Senator Andrew Lanza today applauded Governor Cuomo for signing into law legislation that will help improve New York State’s ability to coordinate preparation and response for disaster emergencies. The new legislation will update current emergency laws, allow the State to accept certain gifts and donations to assist with emergencies, and help implement the NY-Text emergency alert system.
“We are making sure New York is better prepared for the new reality that our state will face extreme and devastating storms far more often than ever before,” Senator Lanza said. “Improving our ability to prepare for and respond to future disasters is key and this legislation is an important step forward in these efforts. These updates to current emergency laws will strengthen our State’s preparedness and response capabilities, which will add to our overall resiliency for future storms, natural disasters and any other significant emergencies.”
The new law permits fax or other electronic modes of communication as a method for sheriffs to notify the Governor when a state of special emergency is declared in a particular county.
The Office of Emergency Management (OEM) will now be able to accept any assistance including gifts of goods or services, excluding money, from a public or private source for the purposes of preparing for, responding to, or recovering from a state disaster emergency. To ensure transparency, a public database will be maintained to include names of donors and recipients, the type of assistance given, and the value of the assistance.

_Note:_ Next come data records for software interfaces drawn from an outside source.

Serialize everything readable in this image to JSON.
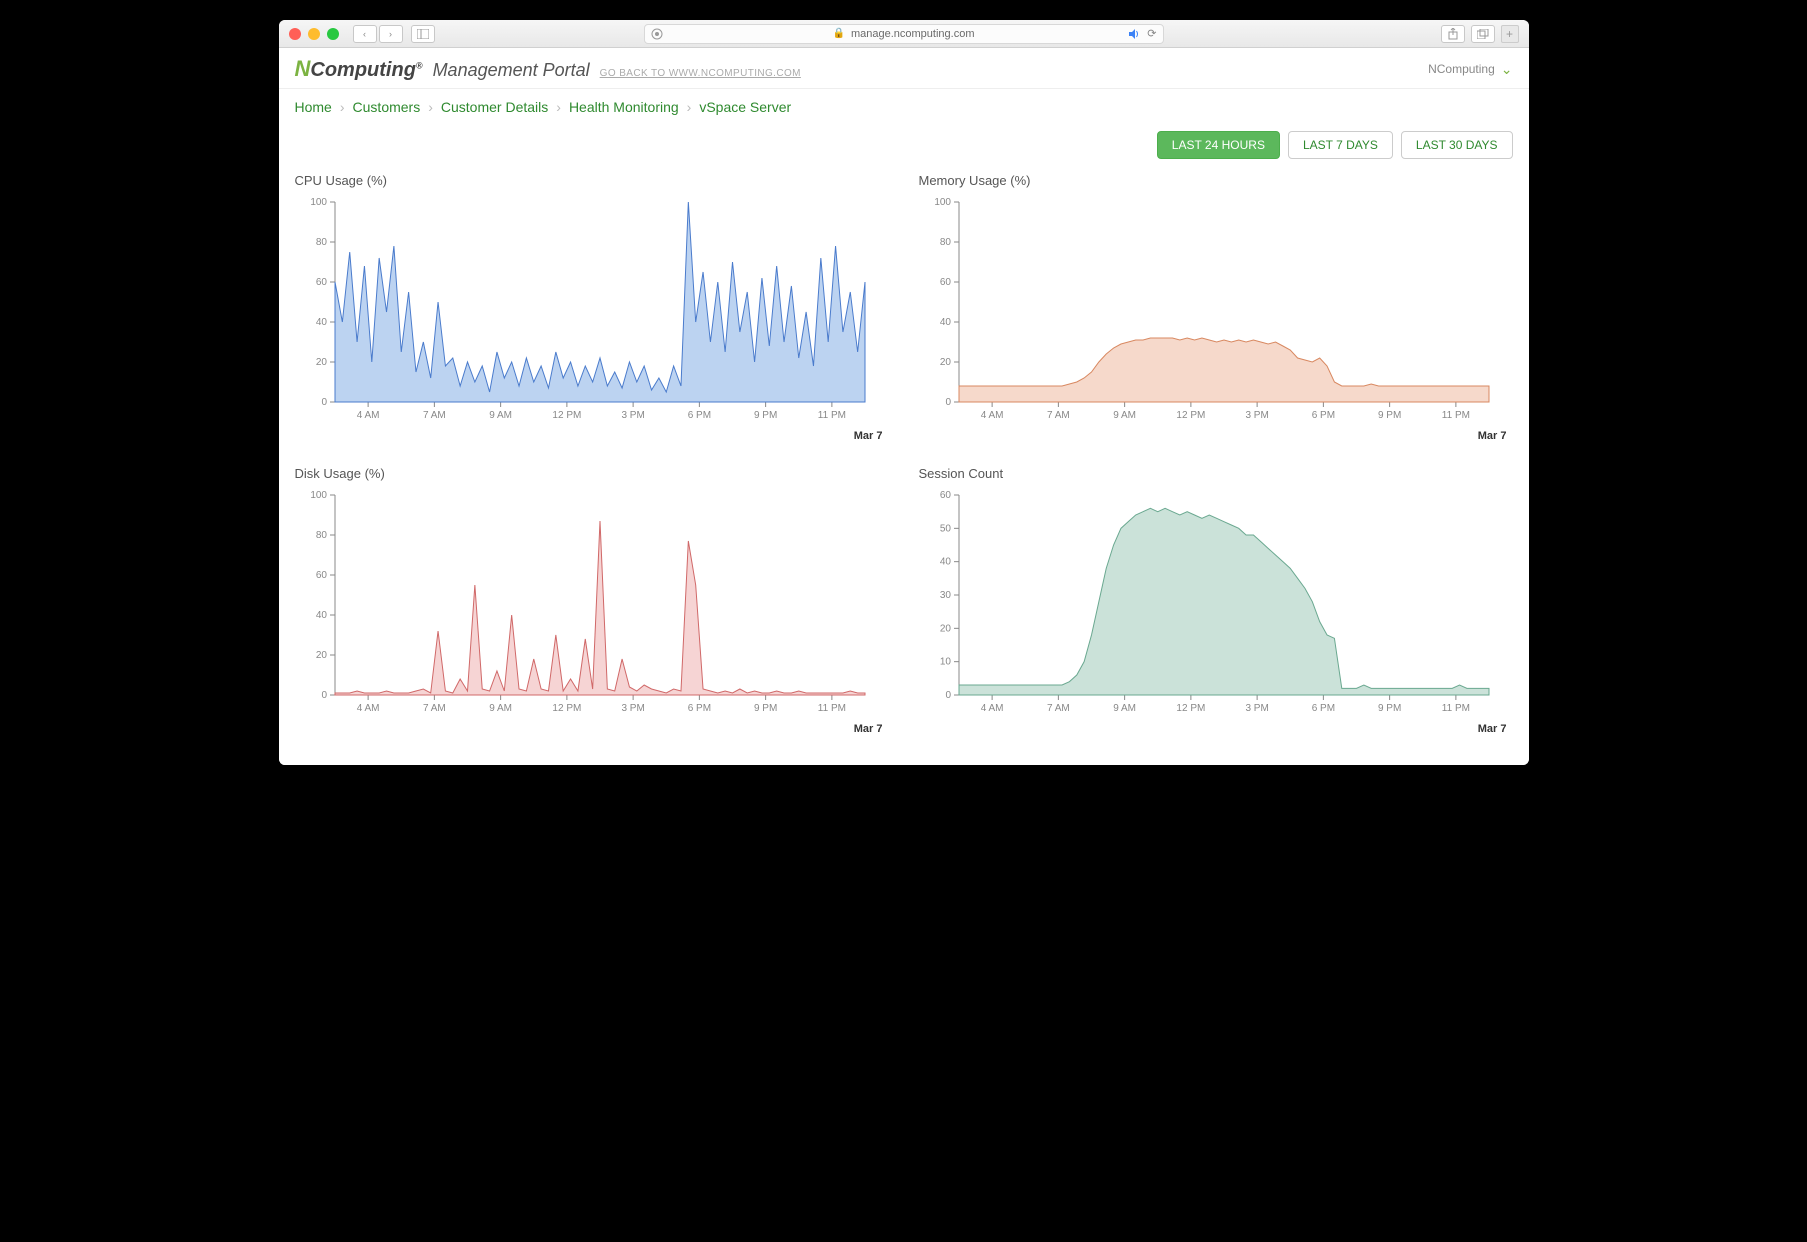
{
  "browser": {
    "url": "manage.ncomputing.com"
  },
  "header": {
    "logo_text": "Computing",
    "portal_title": "Management Portal",
    "goback": "GO BACK TO WWW.NCOMPUTING.COM",
    "user_label": "NComputing"
  },
  "breadcrumb": [
    "Home",
    "Customers",
    "Customer Details",
    "Health Monitoring",
    "vSpace Server"
  ],
  "filters": {
    "items": [
      "LAST 24 HOURS",
      "LAST 7 DAYS",
      "LAST 30 DAYS"
    ],
    "active_index": 0
  },
  "charts_meta": {
    "date_label": "Mar 7",
    "x_categories": [
      "4 AM",
      "7 AM",
      "9 AM",
      "12 PM",
      "3 PM",
      "6 PM",
      "9 PM",
      "11 PM"
    ]
  },
  "chart_data": [
    {
      "id": "cpu",
      "title": "CPU Usage (%)",
      "type": "area",
      "color": "#8fb6e8",
      "stroke": "#4a7bcc",
      "ylim": [
        0,
        100
      ],
      "y_ticks": [
        0,
        20,
        40,
        60,
        80,
        100
      ],
      "x_categories": [
        "4 AM",
        "7 AM",
        "9 AM",
        "12 PM",
        "3 PM",
        "6 PM",
        "9 PM",
        "11 PM"
      ],
      "values": [
        60,
        40,
        75,
        30,
        68,
        20,
        72,
        45,
        78,
        25,
        55,
        15,
        30,
        12,
        50,
        18,
        22,
        8,
        20,
        10,
        18,
        5,
        25,
        12,
        20,
        8,
        22,
        10,
        18,
        7,
        25,
        12,
        20,
        8,
        18,
        10,
        22,
        8,
        15,
        7,
        20,
        10,
        18,
        6,
        12,
        5,
        18,
        8,
        100,
        40,
        65,
        30,
        60,
        25,
        70,
        35,
        55,
        20,
        62,
        28,
        68,
        30,
        58,
        22,
        45,
        18,
        72,
        30,
        78,
        35,
        55,
        25,
        60
      ]
    },
    {
      "id": "memory",
      "title": "Memory Usage (%)",
      "type": "area",
      "color": "#f0c0a8",
      "stroke": "#d88860",
      "ylim": [
        0,
        100
      ],
      "y_ticks": [
        0,
        20,
        40,
        60,
        80,
        100
      ],
      "x_categories": [
        "4 AM",
        "7 AM",
        "9 AM",
        "12 PM",
        "3 PM",
        "6 PM",
        "9 PM",
        "11 PM"
      ],
      "values": [
        8,
        8,
        8,
        8,
        8,
        8,
        8,
        8,
        8,
        8,
        8,
        8,
        8,
        8,
        8,
        9,
        10,
        12,
        15,
        20,
        24,
        27,
        29,
        30,
        31,
        31,
        32,
        32,
        32,
        32,
        31,
        32,
        31,
        32,
        31,
        30,
        31,
        30,
        31,
        30,
        31,
        30,
        29,
        30,
        28,
        26,
        22,
        21,
        20,
        22,
        18,
        10,
        8,
        8,
        8,
        8,
        9,
        8,
        8,
        8,
        8,
        8,
        8,
        8,
        8,
        8,
        8,
        8,
        8,
        8,
        8,
        8,
        8
      ]
    },
    {
      "id": "disk",
      "title": "Disk Usage (%)",
      "type": "area",
      "color": "#f0b8b8",
      "stroke": "#d06868",
      "ylim": [
        0,
        100
      ],
      "y_ticks": [
        0,
        20,
        40,
        60,
        80,
        100
      ],
      "x_categories": [
        "4 AM",
        "7 AM",
        "9 AM",
        "12 PM",
        "3 PM",
        "6 PM",
        "9 PM",
        "11 PM"
      ],
      "values": [
        1,
        1,
        1,
        2,
        1,
        1,
        1,
        2,
        1,
        1,
        1,
        2,
        3,
        1,
        32,
        2,
        1,
        8,
        2,
        55,
        3,
        2,
        12,
        2,
        40,
        3,
        2,
        18,
        3,
        2,
        30,
        2,
        8,
        2,
        28,
        3,
        87,
        3,
        2,
        18,
        4,
        2,
        5,
        3,
        2,
        1,
        3,
        2,
        77,
        55,
        3,
        2,
        1,
        2,
        1,
        3,
        1,
        2,
        1,
        1,
        2,
        1,
        1,
        2,
        1,
        1,
        1,
        1,
        1,
        1,
        2,
        1,
        1
      ]
    },
    {
      "id": "sessions",
      "title": "Session Count",
      "type": "area",
      "color": "#a8cfc0",
      "stroke": "#6aa890",
      "ylim": [
        0,
        60
      ],
      "y_ticks": [
        0,
        10,
        20,
        30,
        40,
        50,
        60
      ],
      "x_categories": [
        "4 AM",
        "7 AM",
        "9 AM",
        "12 PM",
        "3 PM",
        "6 PM",
        "9 PM",
        "11 PM"
      ],
      "values": [
        3,
        3,
        3,
        3,
        3,
        3,
        3,
        3,
        3,
        3,
        3,
        3,
        3,
        3,
        3,
        4,
        6,
        10,
        18,
        28,
        38,
        45,
        50,
        52,
        54,
        55,
        56,
        55,
        56,
        55,
        54,
        55,
        54,
        53,
        54,
        53,
        52,
        51,
        50,
        48,
        48,
        46,
        44,
        42,
        40,
        38,
        35,
        32,
        28,
        22,
        18,
        17,
        2,
        2,
        2,
        3,
        2,
        2,
        2,
        2,
        2,
        2,
        2,
        2,
        2,
        2,
        2,
        2,
        3,
        2,
        2,
        2,
        2
      ]
    }
  ]
}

The new law will also implement the NY-Text system by providing immunity from liability to mobile service provider intermediaries that are acting on behalf of the State in sending emergency alert messages. The NY-Text system allows for mass text messages to be sent to all wireless telephones in a chosen area before, during or after an emergency. The legislation will give mobile service provider intermediaries immunity for any consequences resulting from the transmission of or failure to transmit an emergency alert when the provider acted reasonably and in good faith. This removes a barrier to contracting with potential providers as the State puts this alert system in place.